In November 2022, AWS held its annual Re:Invent conference, and, as usual, LaunchDarkly was there (Alex Hardman provided a quick recap of our involvement here.) One particular session involved Andrew Krug, Head of Security Advocacy at Datadog.
With some help from the aforementioned Alex, Andrew led a session on observability, security, and feature management. The session covered how threats have evolved, new detection methods, and how feature flags can play a crucial role in both detecting and responding to attacks in highly innovative (and sometimes entertaining) ways.
We encourage you to watch the event in its entirety when you have the time, but for now, here are some of the main highlights from Andrew and Alex’s session.

Slides, Videos and Audio

[WEBINAR] Getting started with your Cost Financial Management journey: AWS tooling demo, with Stephanie Gooch (Sr. Commercial Architect in OPTICS at AWS & Host of The Keys to AWS Optimization on Twitch) and Connor Murphy (Customer Optimization & Enablement at AWS)

In this webinar, we'll take you through each of the four AWS CFM principles: See, Save, Plan, and Run.
We’ll walk you through an example optimization (using Graviton) to shed light on the framework for how you should think about each CFM pillar and layer tooling into your strategy.

[VIDEO] Cost Optimization for OpenSearch Workloads, by Gene Alpert (AWS Data & Analytics Specialist at AWS)

Learning Objectives:
- Objective 1: Learn how storage tiering options help you control cost
- Objective 2: See how OpenSearch Serverless can remove overprovisioning costs
-Objective 3: Review how Graviton can help reduce overall costs

Download the presentation from here:

Direct cost savings with Amazon OpenSearch Service

[VIDEO] ElasticON EMEA: Cost saving and benefits with out-of-the-box, real-time full-stack profiling, with Sean Heelan (Principal Software Engineer at Elastic) and Israel Ogbole (Principal Product Manager at Elastic)

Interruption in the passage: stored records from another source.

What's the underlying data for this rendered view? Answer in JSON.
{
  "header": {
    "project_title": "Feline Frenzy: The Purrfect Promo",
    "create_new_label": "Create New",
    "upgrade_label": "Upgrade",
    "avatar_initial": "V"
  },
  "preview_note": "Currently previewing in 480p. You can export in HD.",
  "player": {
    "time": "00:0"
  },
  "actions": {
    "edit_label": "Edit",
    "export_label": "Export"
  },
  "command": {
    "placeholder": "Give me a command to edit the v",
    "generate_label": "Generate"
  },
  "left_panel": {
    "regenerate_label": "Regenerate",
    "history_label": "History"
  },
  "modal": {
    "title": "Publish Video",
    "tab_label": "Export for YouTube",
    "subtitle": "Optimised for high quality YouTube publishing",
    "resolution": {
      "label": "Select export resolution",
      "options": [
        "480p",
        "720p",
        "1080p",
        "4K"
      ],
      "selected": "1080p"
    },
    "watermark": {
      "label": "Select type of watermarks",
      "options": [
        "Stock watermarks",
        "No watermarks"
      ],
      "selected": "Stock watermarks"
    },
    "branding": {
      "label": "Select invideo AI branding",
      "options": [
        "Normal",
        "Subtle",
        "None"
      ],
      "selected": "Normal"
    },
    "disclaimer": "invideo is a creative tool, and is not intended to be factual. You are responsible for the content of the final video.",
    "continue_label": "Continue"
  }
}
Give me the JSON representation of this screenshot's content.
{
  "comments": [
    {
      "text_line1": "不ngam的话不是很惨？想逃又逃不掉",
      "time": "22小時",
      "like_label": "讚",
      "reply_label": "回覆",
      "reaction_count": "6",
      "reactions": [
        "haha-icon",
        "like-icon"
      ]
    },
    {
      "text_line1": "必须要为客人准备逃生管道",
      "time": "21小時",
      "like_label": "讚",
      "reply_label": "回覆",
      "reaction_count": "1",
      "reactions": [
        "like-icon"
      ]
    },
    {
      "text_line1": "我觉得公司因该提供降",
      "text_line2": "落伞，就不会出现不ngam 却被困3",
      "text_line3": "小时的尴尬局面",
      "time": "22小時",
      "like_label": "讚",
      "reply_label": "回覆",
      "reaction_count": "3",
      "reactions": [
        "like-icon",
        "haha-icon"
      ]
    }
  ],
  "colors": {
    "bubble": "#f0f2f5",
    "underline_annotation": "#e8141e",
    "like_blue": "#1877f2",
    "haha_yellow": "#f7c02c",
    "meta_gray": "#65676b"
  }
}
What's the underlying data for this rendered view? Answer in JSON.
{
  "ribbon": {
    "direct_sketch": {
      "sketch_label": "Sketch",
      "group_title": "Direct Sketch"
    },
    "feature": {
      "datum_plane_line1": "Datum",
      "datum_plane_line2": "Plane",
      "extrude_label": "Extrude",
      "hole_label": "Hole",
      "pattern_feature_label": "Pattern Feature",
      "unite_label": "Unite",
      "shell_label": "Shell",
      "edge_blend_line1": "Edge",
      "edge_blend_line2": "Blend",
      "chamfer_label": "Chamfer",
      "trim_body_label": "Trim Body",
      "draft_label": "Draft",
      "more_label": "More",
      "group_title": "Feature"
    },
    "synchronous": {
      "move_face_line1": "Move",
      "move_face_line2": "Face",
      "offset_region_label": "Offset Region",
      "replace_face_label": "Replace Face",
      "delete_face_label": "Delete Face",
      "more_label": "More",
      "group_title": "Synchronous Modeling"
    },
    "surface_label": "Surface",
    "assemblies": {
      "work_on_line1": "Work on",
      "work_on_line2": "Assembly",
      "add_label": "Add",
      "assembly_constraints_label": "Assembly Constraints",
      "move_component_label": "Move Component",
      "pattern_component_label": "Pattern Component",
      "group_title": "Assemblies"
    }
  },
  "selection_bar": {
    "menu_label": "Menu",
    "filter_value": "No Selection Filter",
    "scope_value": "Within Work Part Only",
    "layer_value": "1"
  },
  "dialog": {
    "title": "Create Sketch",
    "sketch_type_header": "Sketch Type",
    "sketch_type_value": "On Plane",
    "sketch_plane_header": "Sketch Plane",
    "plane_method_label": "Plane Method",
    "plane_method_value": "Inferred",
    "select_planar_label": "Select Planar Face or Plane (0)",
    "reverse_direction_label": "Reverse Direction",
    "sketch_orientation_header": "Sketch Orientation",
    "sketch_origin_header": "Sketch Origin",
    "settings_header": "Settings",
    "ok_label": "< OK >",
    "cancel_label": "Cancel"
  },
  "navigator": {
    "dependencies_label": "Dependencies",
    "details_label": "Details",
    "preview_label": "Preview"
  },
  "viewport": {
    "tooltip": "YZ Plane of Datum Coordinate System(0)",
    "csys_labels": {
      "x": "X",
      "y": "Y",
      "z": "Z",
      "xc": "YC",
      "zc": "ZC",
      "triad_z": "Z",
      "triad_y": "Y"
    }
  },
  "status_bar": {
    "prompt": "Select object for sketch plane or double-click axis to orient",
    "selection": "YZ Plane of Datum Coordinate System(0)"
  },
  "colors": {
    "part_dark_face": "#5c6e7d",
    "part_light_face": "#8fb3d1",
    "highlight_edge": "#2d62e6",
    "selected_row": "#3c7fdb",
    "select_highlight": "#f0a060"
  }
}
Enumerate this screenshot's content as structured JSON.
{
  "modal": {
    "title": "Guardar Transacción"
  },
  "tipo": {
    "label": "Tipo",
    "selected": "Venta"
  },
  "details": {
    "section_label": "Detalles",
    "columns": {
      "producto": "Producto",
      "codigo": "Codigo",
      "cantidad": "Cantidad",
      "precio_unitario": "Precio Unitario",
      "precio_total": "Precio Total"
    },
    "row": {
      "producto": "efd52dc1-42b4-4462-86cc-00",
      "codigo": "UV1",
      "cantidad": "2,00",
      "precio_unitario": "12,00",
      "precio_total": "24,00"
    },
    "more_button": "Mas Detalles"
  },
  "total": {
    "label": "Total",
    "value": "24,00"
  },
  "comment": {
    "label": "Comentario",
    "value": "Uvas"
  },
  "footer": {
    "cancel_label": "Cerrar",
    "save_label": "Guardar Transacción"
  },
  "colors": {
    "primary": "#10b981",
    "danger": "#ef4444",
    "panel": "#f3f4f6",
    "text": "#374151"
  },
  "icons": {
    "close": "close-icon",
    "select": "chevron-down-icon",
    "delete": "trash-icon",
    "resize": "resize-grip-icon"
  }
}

Today's complex application environment has hidden problems that slow performance for users, wastefully increase infrastructure costs and needlessly generating emissions. Widely deployed support for kernel technology eBPF (Extended Berkeley Packet Filter) now provides a hyper-efficient way to understand how compute cycles are being spent in a system, as well as the application bottlenecks. In this session, we'll review technology foundations and share how Elastic users are looking across their entire deployment to eliminate waste in their production systems.


And if you are a company looking for new members for your time, you can get access to our Talent Collective here.

There are 24 active candidates ready for interviews:


Join us to learn about building a disaster recovery solution using AWS Elastic Disaster Recovery (AWS DRS). Learn how AWS DRS helps customers minimize downtime and data loss with fast, reliable recovery of on-premises and cloud-based applications using affordable storage, minimal compute, and point-in-time recovery.
The discussion will offer 100–200 level solution and the value of building a disaster recovery solution. At the end, we will play the Kahoot game, and the winners will be awarded an Uber Eats gift card.

Quote of the week

“We were able to get 50% cost savings compared to our on-premises systems by running our data intensive satellite imagery processing application on AWS Graviton2-based R6g instances due to their superior performance.
Adopting AWS Graviton2 required no code changes and the price performance benefits will now enable regular updates and quick turnaround on future product enhancements.”

Peter Scarth (Principal Research Scientist at Cibo Labs)

Source: Amazon